» WHAT IS EXPECTED: Please find every line in the entries below that contains the string "JSON", and copy it.

Element data from apps and pages:
═══
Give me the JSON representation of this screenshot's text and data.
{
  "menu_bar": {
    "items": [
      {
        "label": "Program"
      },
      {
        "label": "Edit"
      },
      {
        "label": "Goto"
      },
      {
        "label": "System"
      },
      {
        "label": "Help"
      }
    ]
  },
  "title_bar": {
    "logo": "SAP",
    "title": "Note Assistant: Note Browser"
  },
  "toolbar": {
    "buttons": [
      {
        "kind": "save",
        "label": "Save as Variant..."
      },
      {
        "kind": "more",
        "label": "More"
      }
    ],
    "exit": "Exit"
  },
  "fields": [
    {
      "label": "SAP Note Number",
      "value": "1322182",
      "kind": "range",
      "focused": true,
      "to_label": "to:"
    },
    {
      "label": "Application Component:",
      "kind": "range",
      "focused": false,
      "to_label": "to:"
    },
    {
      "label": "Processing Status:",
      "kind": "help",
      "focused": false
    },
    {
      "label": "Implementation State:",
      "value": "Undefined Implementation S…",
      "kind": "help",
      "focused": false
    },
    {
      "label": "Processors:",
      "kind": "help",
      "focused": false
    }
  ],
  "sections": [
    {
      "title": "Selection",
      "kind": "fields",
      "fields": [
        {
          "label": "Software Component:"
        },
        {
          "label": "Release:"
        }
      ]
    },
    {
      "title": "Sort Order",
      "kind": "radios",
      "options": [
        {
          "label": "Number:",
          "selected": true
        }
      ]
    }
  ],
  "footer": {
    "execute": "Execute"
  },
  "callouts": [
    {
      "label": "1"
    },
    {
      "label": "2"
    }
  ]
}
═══
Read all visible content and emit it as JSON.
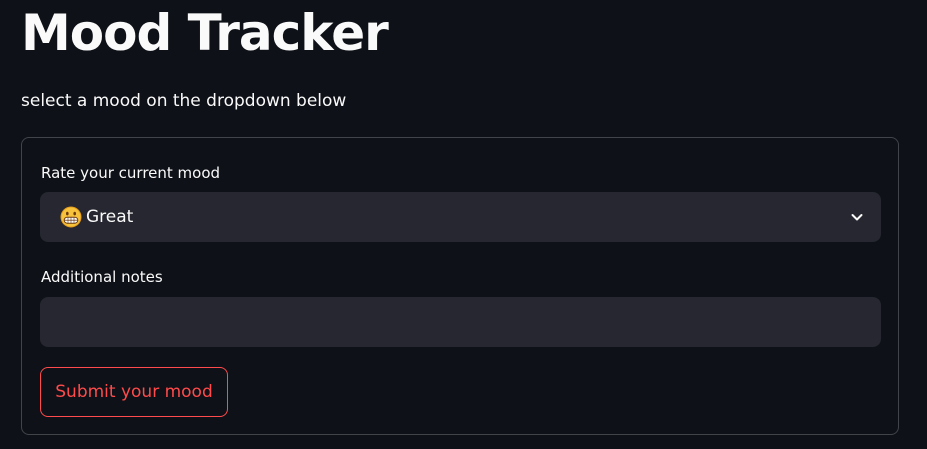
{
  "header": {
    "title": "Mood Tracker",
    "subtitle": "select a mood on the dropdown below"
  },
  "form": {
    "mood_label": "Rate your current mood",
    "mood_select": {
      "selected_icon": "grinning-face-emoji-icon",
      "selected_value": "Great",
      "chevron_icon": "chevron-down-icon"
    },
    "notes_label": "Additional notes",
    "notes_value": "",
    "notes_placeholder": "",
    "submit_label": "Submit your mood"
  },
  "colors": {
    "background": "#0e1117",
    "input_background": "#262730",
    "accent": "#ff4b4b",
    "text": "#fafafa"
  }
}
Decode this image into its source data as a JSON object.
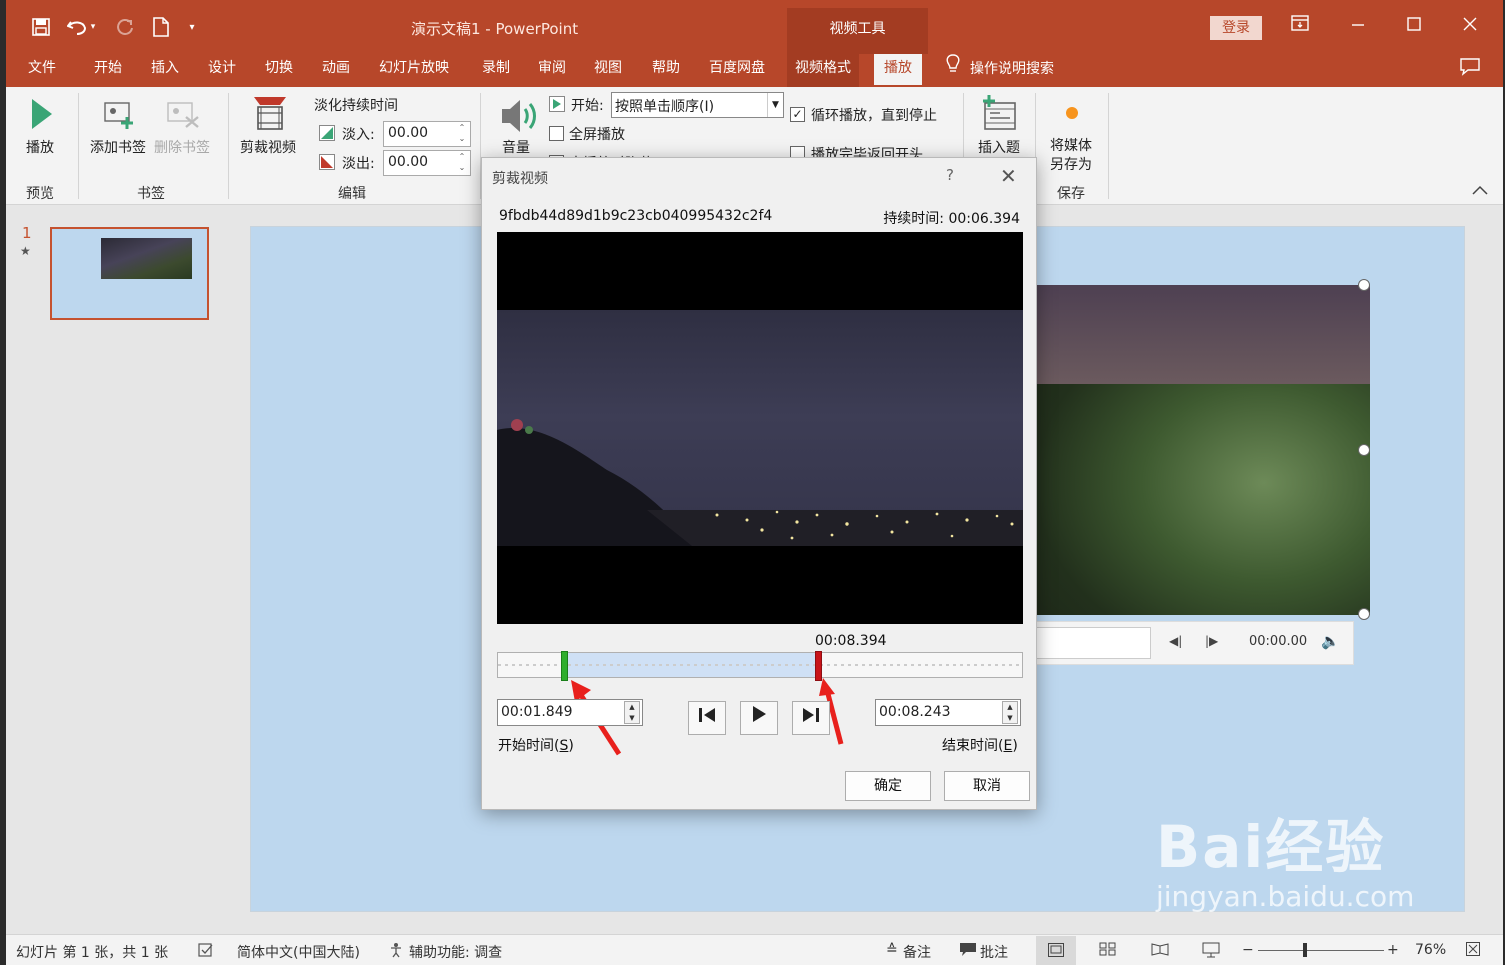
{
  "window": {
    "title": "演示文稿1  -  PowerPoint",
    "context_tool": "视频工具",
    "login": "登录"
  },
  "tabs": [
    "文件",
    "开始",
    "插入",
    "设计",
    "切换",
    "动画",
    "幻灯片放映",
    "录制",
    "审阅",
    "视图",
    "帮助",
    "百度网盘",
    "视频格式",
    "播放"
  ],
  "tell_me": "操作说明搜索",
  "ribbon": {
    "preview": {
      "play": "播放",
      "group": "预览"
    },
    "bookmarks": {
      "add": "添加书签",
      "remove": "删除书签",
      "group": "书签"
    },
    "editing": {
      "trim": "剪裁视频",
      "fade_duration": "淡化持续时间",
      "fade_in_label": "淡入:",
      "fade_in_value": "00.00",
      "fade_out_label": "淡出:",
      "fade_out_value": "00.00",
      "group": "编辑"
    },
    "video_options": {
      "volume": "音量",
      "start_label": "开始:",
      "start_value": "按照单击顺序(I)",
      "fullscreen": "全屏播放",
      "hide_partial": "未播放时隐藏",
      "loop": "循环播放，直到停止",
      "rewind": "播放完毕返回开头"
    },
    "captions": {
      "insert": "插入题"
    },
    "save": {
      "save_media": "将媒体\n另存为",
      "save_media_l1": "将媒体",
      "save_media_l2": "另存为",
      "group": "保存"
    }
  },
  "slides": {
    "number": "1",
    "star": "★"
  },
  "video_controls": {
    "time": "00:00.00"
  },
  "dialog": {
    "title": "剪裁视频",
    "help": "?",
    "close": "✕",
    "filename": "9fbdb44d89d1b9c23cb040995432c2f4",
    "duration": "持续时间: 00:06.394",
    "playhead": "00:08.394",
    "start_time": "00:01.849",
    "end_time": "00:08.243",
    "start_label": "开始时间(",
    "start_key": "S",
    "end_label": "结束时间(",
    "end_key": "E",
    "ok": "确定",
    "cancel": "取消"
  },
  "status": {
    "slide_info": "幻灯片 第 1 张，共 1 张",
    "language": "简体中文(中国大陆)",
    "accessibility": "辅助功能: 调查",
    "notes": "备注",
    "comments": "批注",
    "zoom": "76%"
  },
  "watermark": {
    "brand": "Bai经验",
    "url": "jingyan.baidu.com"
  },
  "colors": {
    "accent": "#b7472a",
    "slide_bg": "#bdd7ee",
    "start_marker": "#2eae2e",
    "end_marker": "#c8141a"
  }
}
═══
» TASK SOLUTION:
Give me the JSON representation of this screenshot's text and data.
Read all visible content and emit it as JSON.
Decode this image into its source data as a JSON object.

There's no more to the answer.